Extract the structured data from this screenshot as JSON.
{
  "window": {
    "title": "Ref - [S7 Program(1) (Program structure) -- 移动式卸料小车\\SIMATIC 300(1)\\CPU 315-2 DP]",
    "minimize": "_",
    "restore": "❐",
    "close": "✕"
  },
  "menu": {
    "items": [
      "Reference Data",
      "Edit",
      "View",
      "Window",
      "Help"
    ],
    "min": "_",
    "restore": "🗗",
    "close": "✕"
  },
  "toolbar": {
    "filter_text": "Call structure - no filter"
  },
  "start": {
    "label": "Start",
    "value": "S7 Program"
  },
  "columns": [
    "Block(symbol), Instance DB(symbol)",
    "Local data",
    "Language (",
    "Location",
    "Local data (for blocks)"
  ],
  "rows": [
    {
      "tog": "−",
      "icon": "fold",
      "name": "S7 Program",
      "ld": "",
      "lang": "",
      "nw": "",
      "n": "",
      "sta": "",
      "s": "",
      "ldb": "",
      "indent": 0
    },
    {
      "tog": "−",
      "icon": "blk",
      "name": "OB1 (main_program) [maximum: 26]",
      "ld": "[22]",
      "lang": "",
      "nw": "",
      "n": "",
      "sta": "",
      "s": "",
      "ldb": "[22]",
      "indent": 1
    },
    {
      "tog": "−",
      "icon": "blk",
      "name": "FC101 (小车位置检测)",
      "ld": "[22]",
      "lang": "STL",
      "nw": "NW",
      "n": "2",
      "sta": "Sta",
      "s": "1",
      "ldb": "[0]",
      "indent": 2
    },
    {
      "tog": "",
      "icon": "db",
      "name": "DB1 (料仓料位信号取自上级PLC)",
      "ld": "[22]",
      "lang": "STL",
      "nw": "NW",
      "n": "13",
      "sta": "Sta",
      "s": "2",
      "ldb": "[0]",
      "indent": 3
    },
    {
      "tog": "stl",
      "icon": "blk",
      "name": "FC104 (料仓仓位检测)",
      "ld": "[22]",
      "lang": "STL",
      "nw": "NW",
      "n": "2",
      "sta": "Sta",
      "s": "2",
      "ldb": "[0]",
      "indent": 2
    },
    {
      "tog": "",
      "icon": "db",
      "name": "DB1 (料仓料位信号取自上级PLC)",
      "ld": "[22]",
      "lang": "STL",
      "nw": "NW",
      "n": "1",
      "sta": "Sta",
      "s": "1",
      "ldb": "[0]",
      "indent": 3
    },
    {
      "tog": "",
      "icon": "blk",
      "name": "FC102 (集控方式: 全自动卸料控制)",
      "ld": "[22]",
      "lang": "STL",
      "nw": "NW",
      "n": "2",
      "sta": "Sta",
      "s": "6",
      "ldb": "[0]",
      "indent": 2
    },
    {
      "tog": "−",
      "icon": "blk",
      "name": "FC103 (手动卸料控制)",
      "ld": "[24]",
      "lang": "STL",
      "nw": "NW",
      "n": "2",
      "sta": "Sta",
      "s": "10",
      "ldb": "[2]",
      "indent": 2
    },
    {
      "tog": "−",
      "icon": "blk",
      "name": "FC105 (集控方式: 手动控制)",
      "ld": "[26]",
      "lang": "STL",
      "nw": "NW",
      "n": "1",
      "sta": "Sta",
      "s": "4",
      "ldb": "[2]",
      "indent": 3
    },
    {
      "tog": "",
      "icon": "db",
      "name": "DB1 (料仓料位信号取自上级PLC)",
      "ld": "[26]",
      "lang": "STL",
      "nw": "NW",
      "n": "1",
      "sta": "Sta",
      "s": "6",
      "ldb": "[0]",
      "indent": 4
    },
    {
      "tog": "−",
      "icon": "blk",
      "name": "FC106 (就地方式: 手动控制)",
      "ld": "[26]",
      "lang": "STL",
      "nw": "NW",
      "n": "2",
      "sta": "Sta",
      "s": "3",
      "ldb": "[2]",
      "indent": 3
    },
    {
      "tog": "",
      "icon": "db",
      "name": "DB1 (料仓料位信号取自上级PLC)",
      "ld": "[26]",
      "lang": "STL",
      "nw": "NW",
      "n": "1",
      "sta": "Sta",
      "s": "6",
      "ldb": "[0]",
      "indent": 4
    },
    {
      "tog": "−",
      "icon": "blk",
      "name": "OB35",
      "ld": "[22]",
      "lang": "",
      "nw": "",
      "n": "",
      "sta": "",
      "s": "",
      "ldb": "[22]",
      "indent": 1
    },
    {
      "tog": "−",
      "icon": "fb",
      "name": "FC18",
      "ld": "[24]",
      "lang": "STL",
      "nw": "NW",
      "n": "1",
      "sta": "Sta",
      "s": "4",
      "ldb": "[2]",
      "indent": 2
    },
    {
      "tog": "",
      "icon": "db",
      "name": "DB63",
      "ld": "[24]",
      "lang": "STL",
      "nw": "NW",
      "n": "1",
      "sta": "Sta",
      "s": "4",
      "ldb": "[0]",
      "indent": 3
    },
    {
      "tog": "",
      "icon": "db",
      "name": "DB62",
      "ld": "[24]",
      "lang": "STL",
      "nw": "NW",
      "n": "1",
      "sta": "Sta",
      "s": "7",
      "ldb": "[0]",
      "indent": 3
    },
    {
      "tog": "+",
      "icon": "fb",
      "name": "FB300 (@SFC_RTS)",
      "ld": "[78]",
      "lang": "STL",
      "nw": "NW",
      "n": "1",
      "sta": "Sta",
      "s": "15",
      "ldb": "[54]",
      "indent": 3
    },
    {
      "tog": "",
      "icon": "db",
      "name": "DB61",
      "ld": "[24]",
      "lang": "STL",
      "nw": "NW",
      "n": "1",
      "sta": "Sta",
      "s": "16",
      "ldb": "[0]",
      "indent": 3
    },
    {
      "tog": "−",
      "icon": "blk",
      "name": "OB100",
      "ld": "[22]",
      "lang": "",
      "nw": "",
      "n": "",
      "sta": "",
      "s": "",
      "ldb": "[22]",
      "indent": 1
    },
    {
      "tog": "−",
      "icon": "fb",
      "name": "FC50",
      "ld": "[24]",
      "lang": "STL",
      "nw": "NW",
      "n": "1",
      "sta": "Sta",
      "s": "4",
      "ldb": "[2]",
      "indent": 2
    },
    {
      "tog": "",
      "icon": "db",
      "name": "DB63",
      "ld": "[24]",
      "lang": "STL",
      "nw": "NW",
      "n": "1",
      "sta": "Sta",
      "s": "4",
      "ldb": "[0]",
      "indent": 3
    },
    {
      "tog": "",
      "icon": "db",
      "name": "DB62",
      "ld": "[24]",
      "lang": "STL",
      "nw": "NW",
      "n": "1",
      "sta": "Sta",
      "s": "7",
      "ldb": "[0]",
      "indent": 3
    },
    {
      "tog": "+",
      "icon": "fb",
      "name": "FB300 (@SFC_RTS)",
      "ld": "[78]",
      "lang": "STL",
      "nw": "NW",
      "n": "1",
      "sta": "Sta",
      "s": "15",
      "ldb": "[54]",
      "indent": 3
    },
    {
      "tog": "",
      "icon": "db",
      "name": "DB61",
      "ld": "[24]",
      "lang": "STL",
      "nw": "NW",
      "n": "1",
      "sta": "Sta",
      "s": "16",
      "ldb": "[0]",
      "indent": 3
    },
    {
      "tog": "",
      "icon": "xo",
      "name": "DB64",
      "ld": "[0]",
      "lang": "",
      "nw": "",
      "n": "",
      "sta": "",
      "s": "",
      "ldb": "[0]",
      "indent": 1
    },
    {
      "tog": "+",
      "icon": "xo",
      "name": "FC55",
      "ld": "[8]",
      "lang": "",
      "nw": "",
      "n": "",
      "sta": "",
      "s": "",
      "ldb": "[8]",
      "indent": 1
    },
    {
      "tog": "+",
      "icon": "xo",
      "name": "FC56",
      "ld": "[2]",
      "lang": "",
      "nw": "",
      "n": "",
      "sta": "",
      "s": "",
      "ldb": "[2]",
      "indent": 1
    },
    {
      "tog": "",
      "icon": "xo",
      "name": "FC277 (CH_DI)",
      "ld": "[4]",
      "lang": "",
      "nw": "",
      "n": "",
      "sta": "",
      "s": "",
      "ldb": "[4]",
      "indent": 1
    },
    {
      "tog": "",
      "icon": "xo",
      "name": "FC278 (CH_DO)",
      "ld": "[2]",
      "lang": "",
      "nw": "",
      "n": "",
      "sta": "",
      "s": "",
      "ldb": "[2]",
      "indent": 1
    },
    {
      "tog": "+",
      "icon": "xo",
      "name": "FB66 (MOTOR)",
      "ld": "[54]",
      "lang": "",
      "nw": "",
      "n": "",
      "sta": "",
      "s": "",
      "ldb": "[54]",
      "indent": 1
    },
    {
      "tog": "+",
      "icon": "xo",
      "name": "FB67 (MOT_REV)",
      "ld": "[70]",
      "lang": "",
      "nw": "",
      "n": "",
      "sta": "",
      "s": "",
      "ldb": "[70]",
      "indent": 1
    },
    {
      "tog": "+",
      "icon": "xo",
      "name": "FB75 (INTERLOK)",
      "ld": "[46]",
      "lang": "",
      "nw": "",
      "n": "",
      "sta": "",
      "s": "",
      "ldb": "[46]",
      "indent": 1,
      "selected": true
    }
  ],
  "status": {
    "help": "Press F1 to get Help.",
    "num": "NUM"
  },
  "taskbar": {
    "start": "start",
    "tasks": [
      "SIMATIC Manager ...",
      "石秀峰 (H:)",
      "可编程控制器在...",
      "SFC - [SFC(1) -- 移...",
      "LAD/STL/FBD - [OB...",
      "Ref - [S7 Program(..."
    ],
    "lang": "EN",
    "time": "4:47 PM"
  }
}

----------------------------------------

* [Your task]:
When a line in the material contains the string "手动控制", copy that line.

* [Response box]:
      "name": "FC105 (集控方式: 手动控制)",
      "name": "FC106 (就地方式: 手动控制)",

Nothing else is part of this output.